Volume I “Tiemble y estalle la fiesta:” Toward Understanding Alberto Ginastera’s Musical Language in the Final Decade of his Neo-expressionist Phase Through Analysis of the Cello Concerto No. 2 with a Focus on Symmetrical Structures and Symbolism & Volume II Concerto for Piano and Orchestra
- Author(s): Rodriguez, Joshua Eliecer
- Advisor(s): Lefkowitz, David
- Krouse, Ian
- et al.
“Tiemble y estalle la fiesta:” Toward Understanding Alberto Ginastera’s Musical Language in the Final Decade of his Neo-expressionist Phase Through Analysis of the Cello Concerto No. 2 with a Focus on Symmetrical Structures and Symbolism
Concerto for Piano and Orchestra
Joshua Eliecer Rodriguez
Doctor of Philosophy in Composition
University of California, Los Angeles, 2015
Professor David Lefkowitz, Co-Chair
Professor Ian Krouse, Co-Chair
This dissertation offers the first critical analysis of Alberto Ginastera’s Cello Concerto No. 2 opus 50 (1980-81). It looks at the context of the work’s creation (as a ten-year anniversary gift to his wife, cellist Aurora Natola), and explores the use of allusion, of symmetrical structures, and of its synthesis of musical polarities. While Ginastera’s compositional approach is rigorous and logical, it is apparent that extra-musical influences play an important role in illuminating the work’s musical decisions, embedded symbolism, and contextual significance. The author explores five people who may have influenced the Ginastera’s personal and artistic aesthetics: wives Mercedes de Toro and Aurora Natola, cellist Pablo Casals, and composers Béla Bartók and Olivier Messiaen. Chapter One introduces the topic and explains the scope and methodology; Chapter Two illuminates the concerto’s various non-musical influences and references; Chapter Three presents a musical theoretical analysis; Chapter Four discusses the work’s various interpretive possibilities and significance: each with the purpose of a more integrated understanding of Ginastera’s late style – in particular of the Concerto’s structural and thematic coherence.
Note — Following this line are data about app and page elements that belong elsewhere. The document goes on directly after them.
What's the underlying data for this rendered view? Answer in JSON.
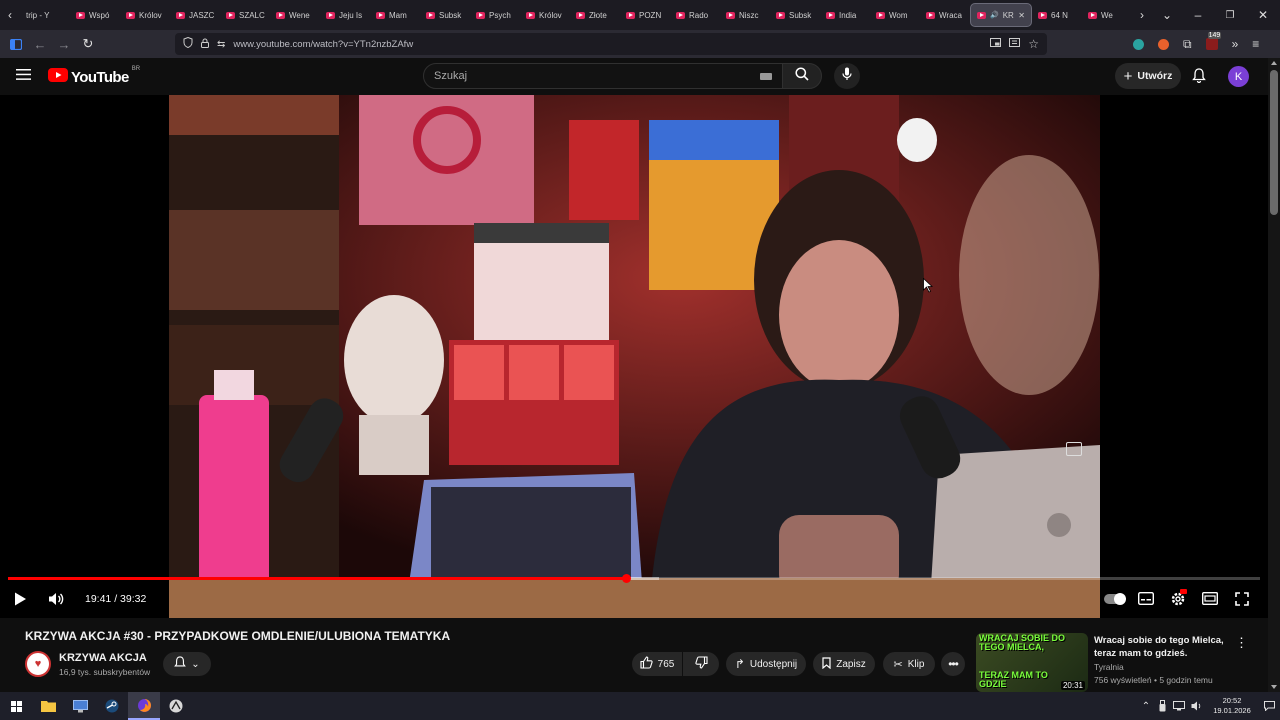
{
  "browser": {
    "tabs": [
      {
        "label": "trip - Y",
        "has_favicon": false
      },
      {
        "label": "Wspó"
      },
      {
        "label": "Królov"
      },
      {
        "label": "JASZC"
      },
      {
        "label": "SZALC"
      },
      {
        "label": "Wene"
      },
      {
        "label": "Jeju Is"
      },
      {
        "label": "Mam"
      },
      {
        "label": "Subsk"
      },
      {
        "label": "Psych"
      },
      {
        "label": "Królov"
      },
      {
        "label": "Złote"
      },
      {
        "label": "POZN"
      },
      {
        "label": "Rado"
      },
      {
        "label": "Niszc"
      },
      {
        "label": "Subsk"
      },
      {
        "label": "India"
      },
      {
        "label": "Wom"
      },
      {
        "label": "Wraca"
      },
      {
        "label": "KR",
        "active": true
      },
      {
        "label": "64 N"
      },
      {
        "label": "We"
      }
    ],
    "url": "www.youtube.com/watch?v=YTn2nzbZAfw",
    "extension_badge": "149"
  },
  "youtube": {
    "logo_text": "YouTube",
    "country_code": "BR",
    "search_placeholder": "Szukaj",
    "create_label": "Utwórz",
    "avatar_letter": "K"
  },
  "player": {
    "time_current": "19:41",
    "time_total": "39:32",
    "progress_fraction": 0.494,
    "buffered_fraction": 0.52
  },
  "video": {
    "title": "KRZYWA AKCJA #30 - PRZYPADKOWE OMDLENIE/ULUBIONA TEMATYKA",
    "channel_name": "KRZYWA AKCJA",
    "subscribers": "16,9 tys. subskrybentów",
    "likes": "765",
    "share_label": "Udostępnij",
    "save_label": "Zapisz",
    "clip_label": "Klip"
  },
  "recommendation": {
    "title": "Wracaj sobie do tego Mielca, teraz mam to gdzieś.",
    "channel": "Tyralnia",
    "meta": "756 wyświetleń • 5 godzin temu",
    "duration": "20:31",
    "thumb_text_top": "WRACAJ SOBIE DO TEGO MIELCA,",
    "thumb_text_bottom": "TERAZ MAM TO GDZIE"
  },
  "taskbar": {
    "time": "20:52",
    "date": "19.01.2026"
  },
  "colors": {
    "accent_red": "#ff0000",
    "progress_red": "#f00",
    "avatar_purple": "#7b3fd6",
    "yt_bg": "#0f0f0f"
  }
}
Concerto for Piano and Orchestra (2015) is an original work by Joshua Rodriguez that incorporates large and small-scale symmetrical structures; the Concerto’s structure is, itself, an “interrupted palindrome”. Newly composed music, which works in retrograde similarly to the second movement of Ginastera’s Cello Concerto No. 2, is “interrupted” by an outside source of music – Claude Goudimel’s harmonization of Louis Bourgeois’s melody for Psalm 8 (Genevan Psalter, 1542). Its first appearance alludes (in its orchestration) to the “guiding star” from Ives’s Fourth Symphony; this truncated, retrograde appearance of Psalm 8 (played by a small ensemble in the back of the orchestra) is later “incarnate” within the musical world of the Concerto, played by the clarinet and first chair strings, with musical echoes sounding throughout the rest of the work. It is a multi-sectional, single movement work with a performances time of approximately 24 minutes.